Losing child custody is a frustrating experience for any parent. However, all is not lost given that there are a number of steps you can adopt to overturn the court's decision and regain custody of your kids or at least increased visitation time. You need to prove to the court that you are now a responsible parent and that your home is now a better place for your kids before you can request a reversal of the initial custody order that was given.
If you don't want your estate to be distributed as per the rule of intestate succession, then you need to draft a will. The final result of estate succession doesn't always match the wishes of the testator. In contrast, a will affords you the chance to organise your estate as you deem fit subject to legal regulations. However, a drafted will is only effective if it satisfies certain conditions. To make sure the testator's last wishes are fully implemented and disagreements avoided, it's important to be cognisant of likely sources of errors in regards to wills.
Illnesses such as dementia, Alzheimer's disease and Parkinson's disease can reduce a sufferer's mental capacity so much that they can no longer manage their affairs. In such circumstances, a close relative is often given responsibility for the person's finances and for other duties, such as the administration of an estate or even drawing up their will. This role is referred to as 'Court of Protection Deputyship'.
If you've been asked to take on this role, you may be wondering what's involved.
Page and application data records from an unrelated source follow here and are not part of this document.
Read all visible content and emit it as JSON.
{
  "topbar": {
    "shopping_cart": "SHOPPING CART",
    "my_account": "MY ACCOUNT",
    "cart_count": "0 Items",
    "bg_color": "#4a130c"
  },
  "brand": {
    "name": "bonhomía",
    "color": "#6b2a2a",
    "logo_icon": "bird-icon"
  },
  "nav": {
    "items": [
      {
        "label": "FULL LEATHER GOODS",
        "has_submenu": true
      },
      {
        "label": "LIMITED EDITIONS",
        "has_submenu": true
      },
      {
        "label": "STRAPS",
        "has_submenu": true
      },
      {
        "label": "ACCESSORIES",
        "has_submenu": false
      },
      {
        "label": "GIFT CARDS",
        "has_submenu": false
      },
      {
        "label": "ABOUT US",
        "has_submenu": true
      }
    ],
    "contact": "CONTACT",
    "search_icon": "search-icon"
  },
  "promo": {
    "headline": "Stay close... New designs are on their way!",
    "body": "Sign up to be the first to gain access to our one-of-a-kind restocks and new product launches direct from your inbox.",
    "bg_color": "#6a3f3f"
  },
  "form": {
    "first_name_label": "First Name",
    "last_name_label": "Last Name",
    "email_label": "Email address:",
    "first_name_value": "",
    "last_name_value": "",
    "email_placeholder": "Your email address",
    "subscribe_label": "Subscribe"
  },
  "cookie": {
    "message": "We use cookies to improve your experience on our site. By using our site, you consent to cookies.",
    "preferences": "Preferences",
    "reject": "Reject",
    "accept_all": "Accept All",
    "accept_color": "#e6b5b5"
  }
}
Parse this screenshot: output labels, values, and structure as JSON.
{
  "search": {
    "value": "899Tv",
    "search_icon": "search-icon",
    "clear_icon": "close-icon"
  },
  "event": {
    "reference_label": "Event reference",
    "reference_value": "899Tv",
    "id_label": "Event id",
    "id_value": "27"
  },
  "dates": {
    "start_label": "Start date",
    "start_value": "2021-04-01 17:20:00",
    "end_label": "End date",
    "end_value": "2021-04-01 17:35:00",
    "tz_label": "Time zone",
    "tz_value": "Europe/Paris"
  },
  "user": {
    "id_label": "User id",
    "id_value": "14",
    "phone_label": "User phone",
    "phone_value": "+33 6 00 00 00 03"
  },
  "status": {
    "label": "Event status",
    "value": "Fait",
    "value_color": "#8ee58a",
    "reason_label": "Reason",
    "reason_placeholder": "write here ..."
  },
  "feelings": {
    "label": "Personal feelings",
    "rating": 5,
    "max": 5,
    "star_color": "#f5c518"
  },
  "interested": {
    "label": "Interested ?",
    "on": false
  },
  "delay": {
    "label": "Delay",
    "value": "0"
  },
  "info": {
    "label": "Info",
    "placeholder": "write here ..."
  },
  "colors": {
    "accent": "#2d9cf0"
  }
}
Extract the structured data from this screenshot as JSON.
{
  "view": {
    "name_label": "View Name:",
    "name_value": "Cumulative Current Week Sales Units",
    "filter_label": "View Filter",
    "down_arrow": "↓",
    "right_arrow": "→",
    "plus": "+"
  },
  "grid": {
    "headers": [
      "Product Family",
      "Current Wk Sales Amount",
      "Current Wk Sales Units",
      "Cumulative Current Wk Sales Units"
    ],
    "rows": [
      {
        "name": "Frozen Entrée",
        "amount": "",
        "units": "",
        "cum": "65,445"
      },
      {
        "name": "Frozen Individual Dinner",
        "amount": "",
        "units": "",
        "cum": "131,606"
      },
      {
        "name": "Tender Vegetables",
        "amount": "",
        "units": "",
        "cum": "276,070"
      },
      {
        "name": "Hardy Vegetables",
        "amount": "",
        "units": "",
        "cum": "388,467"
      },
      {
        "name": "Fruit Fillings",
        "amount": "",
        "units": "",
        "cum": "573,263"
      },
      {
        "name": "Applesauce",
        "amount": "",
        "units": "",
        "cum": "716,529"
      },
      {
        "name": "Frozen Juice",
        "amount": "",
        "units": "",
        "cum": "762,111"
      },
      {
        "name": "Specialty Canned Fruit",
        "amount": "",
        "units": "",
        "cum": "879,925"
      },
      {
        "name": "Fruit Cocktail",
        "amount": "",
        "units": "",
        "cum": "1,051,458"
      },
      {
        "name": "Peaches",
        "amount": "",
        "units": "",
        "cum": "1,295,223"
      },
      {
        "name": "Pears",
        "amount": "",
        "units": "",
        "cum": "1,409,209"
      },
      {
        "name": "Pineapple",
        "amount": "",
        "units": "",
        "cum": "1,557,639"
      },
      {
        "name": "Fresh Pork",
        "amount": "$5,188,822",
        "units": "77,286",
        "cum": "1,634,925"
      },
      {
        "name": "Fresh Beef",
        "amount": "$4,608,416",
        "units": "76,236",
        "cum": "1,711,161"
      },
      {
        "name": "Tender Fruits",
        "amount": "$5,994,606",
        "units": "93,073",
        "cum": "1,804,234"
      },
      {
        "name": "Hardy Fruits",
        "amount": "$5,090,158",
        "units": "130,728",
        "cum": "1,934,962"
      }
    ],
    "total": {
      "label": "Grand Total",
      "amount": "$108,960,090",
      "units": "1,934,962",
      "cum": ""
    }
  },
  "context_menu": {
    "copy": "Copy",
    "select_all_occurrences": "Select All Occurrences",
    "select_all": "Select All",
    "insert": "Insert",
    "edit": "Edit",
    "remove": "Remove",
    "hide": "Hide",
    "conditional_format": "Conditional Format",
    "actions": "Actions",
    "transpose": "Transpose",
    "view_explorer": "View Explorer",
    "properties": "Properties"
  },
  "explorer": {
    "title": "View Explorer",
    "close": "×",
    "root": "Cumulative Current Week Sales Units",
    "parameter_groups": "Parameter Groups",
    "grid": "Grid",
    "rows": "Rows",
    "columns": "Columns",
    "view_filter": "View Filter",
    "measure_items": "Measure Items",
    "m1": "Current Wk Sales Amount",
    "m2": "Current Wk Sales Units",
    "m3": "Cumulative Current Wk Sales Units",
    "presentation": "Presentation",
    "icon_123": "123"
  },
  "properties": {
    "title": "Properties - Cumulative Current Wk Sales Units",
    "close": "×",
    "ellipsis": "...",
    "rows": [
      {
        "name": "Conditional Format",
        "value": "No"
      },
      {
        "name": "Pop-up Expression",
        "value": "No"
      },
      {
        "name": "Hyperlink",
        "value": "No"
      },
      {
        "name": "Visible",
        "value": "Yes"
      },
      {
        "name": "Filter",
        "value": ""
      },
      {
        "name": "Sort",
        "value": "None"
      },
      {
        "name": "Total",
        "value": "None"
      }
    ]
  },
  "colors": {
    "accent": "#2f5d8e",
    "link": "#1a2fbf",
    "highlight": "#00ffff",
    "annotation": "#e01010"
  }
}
These days it's common practice to consider getting a prenuptial agreement, or prenup, drawn up by a family solicitor before you tie the knot. But what issues does a prenup cover and do you really need one? Read on to find out more.
What does a prenup do?
The purpose of a prenup is to protect both parties from the legal implications of divorce or death. In the case of a potential divorce, a prenup agreement can;
A large number of people think that a divorce case can only have two outcomes. The first of these outcomes is a judgement in favour of the husband, while the second is a judgment in favour of the wife. Not known to many is the fact that divorce proceedings can have a third outcome whereby the presiding judge refuses to divorce the two parties.
Answers to two common questions about divorce denial are provided herein.